There really is a distinct specialized "gaffer tape." It's basically duct tape with a different adhesive that doesn't leave any residue when it's removed. Regular duct tape can leave sticky adhesive residue that can be difficult to clean off cables, floors, etc.
Are we allowed to enquire about this 1970s band @EnolaGaia? I'm sure people would be interested to hear of all the debauchery adventures that took place.
 

eburacum

Papo-furado
Joined
Aug 26, 2005
Messages
4,760

Sgt Girth

Ephemeral Spectre
Joined
Nov 16, 2019
Messages
489
You know the expression “Mad as a box of frogs”?……I came up with that……well, I thought I did……I certainly don’t remember hearing it anywhere else before I used it to refer to someone….. I thought it was exclusively mine until I saw other references to it. To this day, I’m totally convinced that I came up with it first though…….
 

EnolaGaia

I knew the job was dangerous when I took it ...
Staff member
Joined
Jul 19, 2004
Messages
29,578
Location
Out of Bounds
What about something happening "at the drop of a hat"?
Whose hat? What sort of hat? And why are they dropping it? And why would the dropping of a hat be a simple enough reason to cause something else to be done?

The usual explanation is that dropping one's hat (or perhaps swooping a held hat downward) was a common way to signal "go" or "begin." Such signaling is often cited as something done to initiate Old West gunfights or a race / contest of some sort, analogous to the old trope of signaling commencement of a duel by dropping a handkerchief.

The stereotypical Old West (i.e., post Civil War) gunfight explanation can't be the origin, because the phrase was documented as far back as the early 19th century in America. It's unclear how much farther back in time the phrase's usage extends.

One reason for the murkiness is that the idiom carries two distinct implications. The first concerns doing something in an immediate / automatic / reflexive manner. This version focuses on the immediacy of the response.

The second implication also refers to signaling, but focuses on the signal being a trivial trigger for action. In this sense "at the drop of a hat" connotes "at the least provocation." This second sense is sometimes claimed to be a later development. However, the earliest documented usages don't provide enough context to determine whether the first or second connotation was intended.
 

Squail

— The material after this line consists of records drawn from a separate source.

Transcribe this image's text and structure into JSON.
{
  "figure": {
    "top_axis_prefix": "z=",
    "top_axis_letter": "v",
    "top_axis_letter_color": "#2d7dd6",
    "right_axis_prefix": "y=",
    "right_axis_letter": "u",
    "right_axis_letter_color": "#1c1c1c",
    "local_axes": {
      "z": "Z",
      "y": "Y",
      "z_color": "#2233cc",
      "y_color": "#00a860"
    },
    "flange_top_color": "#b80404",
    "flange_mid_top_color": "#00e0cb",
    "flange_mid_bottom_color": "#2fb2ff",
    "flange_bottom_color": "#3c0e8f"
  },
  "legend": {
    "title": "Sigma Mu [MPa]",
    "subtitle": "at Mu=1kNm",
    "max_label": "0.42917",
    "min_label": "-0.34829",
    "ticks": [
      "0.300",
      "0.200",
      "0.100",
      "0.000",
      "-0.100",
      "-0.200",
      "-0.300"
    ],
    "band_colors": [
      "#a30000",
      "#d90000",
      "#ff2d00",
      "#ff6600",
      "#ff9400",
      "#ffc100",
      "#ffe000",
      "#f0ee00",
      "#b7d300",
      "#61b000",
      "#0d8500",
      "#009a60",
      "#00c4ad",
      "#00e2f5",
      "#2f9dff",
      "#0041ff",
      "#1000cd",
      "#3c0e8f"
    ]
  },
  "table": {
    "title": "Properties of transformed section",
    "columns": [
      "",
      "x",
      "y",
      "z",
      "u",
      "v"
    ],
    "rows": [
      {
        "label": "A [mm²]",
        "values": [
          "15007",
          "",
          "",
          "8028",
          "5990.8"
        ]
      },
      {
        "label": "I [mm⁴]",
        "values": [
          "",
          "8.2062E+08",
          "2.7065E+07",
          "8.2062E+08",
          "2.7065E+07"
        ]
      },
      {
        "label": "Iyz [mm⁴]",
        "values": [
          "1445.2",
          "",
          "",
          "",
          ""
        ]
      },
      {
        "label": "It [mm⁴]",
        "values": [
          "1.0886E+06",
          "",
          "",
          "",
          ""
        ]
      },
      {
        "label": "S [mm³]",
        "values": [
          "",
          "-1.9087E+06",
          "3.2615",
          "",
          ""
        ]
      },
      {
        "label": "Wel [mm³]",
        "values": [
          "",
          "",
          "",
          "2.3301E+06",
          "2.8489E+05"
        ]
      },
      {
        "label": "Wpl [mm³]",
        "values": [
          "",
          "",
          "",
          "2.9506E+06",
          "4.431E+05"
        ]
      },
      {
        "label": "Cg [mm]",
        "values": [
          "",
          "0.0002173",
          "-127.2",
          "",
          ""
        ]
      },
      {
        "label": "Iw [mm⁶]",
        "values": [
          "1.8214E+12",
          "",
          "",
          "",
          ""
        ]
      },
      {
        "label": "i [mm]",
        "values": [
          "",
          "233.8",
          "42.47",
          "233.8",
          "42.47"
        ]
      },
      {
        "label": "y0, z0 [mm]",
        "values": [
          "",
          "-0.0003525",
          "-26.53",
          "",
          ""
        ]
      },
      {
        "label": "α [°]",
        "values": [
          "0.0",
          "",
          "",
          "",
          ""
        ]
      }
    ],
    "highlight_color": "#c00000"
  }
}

Junior Acolyte
Joined
Jan 7, 2020
Messages
96
My brother came out with that phrase last week as we were driving past storm clouds on the horizon. I asked where he'd first heard it and it was from an old boy in his village (Herts). The BBC site suggested that Bill was Kaiser Wilhelm II - but lots of things are attributed to Kaiser Bill by the BBC and the D. Telegraph, almost a fandom.

https://www.bbc.co.uk/news/uk-england-37550178

If it were indeed about the Kaiser -- seems unkind to bring his mother into it: hardly just, to blame her for her son's oddities; though some detractors of Britain's royal family will allege a strain of insanity running through said family (Bill was Vicky's grandson).
 

brownmane

off kilter
Joined
Feb 1, 2019
Messages
2,657
Location
Ontario, Canada
You know the expression “Mad as a box of frogs”?……I came up with that……well, I thought I did……I certainly don’t remember hearing it anywhere else before I used it to refer to someone….. I thought it was exclusively mine until I saw other references to it. To this day, I’m totally convinced that I came up with it first though…….
Actually, I think the full phrase is "hopping mad as a box of frogs". Sorry to burst your originality bubble @Sgt Girth :)
 
Top